Three guys talking about comic books, sports, movies, TV shows and the numerous other pastimes that make us Gentlemen of Leisure.

Thursday, August 27, 2009

Retro Review: Bart Gets An F

Season Twelve was released on DVD last week, but the missus and I are still making our way through season two, so I'll continue on from season one before skipping ahead to twelve.

Right off the bat, Season Two features much improved animation, thanks to a larger budget due to "The Simpsons" first season being a hit for the fledgling Fox network. The summer between the seasons was when "Bartmania" and the overall popularity of the show really took off, in which "Simpsons" merchandise sold like hotcakes and schools banned t-shirts featuring Bart saying he was "an underachiever and proud of it" and other such slogans. This growing popularity also accounts for the first appearance of high profile guest stars (something with which the show has become synonymous nowadays) this season, including Danny DeVito and Dustin Hoffman.

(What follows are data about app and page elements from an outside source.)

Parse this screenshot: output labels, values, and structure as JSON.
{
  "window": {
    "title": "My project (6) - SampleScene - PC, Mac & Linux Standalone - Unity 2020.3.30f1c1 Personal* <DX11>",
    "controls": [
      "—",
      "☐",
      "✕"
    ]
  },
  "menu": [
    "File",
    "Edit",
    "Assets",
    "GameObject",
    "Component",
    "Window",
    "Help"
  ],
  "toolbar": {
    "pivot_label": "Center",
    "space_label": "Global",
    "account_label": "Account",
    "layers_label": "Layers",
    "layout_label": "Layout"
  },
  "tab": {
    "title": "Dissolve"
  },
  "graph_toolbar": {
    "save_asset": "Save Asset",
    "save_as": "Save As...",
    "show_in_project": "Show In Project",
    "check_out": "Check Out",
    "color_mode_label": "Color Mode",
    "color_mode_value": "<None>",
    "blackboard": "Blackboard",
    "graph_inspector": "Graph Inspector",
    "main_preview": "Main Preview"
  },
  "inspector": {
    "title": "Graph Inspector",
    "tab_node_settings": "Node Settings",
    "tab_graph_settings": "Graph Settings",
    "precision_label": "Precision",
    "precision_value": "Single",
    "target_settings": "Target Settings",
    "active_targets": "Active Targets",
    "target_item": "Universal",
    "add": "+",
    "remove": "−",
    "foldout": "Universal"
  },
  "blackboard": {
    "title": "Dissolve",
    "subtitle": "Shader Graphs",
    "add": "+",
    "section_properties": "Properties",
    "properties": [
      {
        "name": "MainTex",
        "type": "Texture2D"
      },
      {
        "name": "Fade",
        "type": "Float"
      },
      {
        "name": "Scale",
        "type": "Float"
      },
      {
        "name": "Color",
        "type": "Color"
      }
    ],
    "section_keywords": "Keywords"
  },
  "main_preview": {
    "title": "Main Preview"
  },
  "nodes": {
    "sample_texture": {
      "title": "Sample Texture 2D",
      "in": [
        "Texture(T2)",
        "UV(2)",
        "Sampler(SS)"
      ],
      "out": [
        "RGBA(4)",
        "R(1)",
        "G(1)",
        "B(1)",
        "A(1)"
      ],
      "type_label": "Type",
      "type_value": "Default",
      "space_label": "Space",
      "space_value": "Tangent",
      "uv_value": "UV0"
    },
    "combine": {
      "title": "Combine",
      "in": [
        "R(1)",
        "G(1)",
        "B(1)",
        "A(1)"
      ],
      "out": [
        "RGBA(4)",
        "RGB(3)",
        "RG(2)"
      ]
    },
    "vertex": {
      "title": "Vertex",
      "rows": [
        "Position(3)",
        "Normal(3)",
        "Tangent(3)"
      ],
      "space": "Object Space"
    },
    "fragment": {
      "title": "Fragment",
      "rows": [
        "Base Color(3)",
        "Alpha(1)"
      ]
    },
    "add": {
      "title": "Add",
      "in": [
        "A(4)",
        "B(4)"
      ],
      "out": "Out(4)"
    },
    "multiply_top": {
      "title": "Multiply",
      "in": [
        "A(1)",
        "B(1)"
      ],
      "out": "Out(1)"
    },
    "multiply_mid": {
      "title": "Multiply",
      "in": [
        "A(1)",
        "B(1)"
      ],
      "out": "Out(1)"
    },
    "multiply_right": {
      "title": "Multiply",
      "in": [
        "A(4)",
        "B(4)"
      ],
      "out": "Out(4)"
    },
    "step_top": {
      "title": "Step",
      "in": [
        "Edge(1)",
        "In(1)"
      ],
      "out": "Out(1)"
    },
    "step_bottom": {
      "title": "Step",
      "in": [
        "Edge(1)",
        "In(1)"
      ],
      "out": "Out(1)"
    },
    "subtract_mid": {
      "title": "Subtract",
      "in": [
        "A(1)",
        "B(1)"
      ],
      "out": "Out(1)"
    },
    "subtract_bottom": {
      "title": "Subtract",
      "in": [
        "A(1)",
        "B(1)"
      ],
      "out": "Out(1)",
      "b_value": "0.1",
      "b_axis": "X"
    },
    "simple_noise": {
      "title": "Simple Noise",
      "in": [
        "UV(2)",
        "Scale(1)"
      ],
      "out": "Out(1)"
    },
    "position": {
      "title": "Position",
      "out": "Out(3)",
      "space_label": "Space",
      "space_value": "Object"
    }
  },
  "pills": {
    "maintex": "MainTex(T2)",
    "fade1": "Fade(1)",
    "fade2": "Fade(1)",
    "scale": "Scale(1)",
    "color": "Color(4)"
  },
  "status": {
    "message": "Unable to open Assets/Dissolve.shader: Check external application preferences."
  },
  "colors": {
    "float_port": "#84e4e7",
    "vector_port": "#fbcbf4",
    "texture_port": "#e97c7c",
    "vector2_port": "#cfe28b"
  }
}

In the wake of that popularity, with the start of this season the show moved from Sunday to Thursday nights and was placed in direct confrontation with "The Cosby Show" and setup to serve as lead-in to "Beverly Hills, 90210". "Cosby" repeatedly posted better rating, but "The Simpsons" would, of course, outlast the older "Cosby Show" in that time slot, and remained on Thursdays nights until it moved back to Sundays for the sixth season.

Or The One Where: Bart tries anything (including studying, being tutored by Martin, and praying for a miracle) to avoid being held back and repeating the fourth grade.

The Setup: After failing yet another test, Bart is told that if he doesn't improve his grades quickly, he'll be forced to repeat the fourth grade.

A Work In Progress: A new opening sequence debuts with this episode. It is 15 seconds shorter than the original one and now features Bart skateboarding through a crowd of supporting characters. Three versions of this opening were animated: the full length one, one running 45 seconds, and another at 25 seconds, giving the shows editors much more flexibility with each episode.

This episode was the third produced for the new season but was chosen to kick off the season because it was a Bart-centric episode and the producers wanted the premiere episode to feature him. The episode lost in terms of ratings to "The Cosby Show" but finished with more overall viewings. As of 2009, it remains the highest-rated episode of "The Simpsons" and was the highest-rated and most-watched Fox program until a Minnesota Vikings playoff game in 1995.

Mayor "Diamond Joe" Quimby makes his first appearance in this episode, and Bill and Marty of KBBL radio, are heard for the first time.

Favorite Lines:

Homer: Marge, could you get me another beer, please. Marge: Just a second, Homer. Lisa has some good news.
Lisa: He doesn't care, Mom.
Homer: Sure I do! I just want to have a beer while I'm caring.

Bart: And, now they're talking about holding me back in the fourth grade if I don't shape up.
Otto: That's it? Hey, relax, man! It could end up being the best thing that ever happened to ya. I got held back in the fourth grade myself, twice! Look at me, man! Now I DRIVE the school bus!

Lisa: I heard you last night, Bart. You prayed for this. Now your prayers have been answered. I'm no theologian; I don't know who or what God is exactly, all I know is He's a force more powerful than Mom and Dad put together, and you owe Him big.



Teebore's Take: For all the talk amongst its critics, especially in the early years, of how crass and disrespectful "The Simpsons" is, and how much of a bad influence it is on kids, Lisa's dicussion with Bart about the nature of God and prayer as seen through the eyes of a child (one of my favorite "Simpsons" quotes) is an early indication of the kind of high-brow philosophical, religious and cultural dialogue the show is capable of having with its audience at the same time it's making a joke about John Hancock signing his name in the snow with his pee. As the years go by, "The Simpsons" will continues to develop and define that balance between low-brow humor and high-brow social commentary that so engages its fans and enrages its critics.

Classic:

Manages to both embrace and repudiate Bart's "underachiever and proud of it" philosophy; a solid start to the second season.

No comments:

Post a Comment

Comment. Please. Love it? Hate it? Am mildly indifferent to it? Let us know!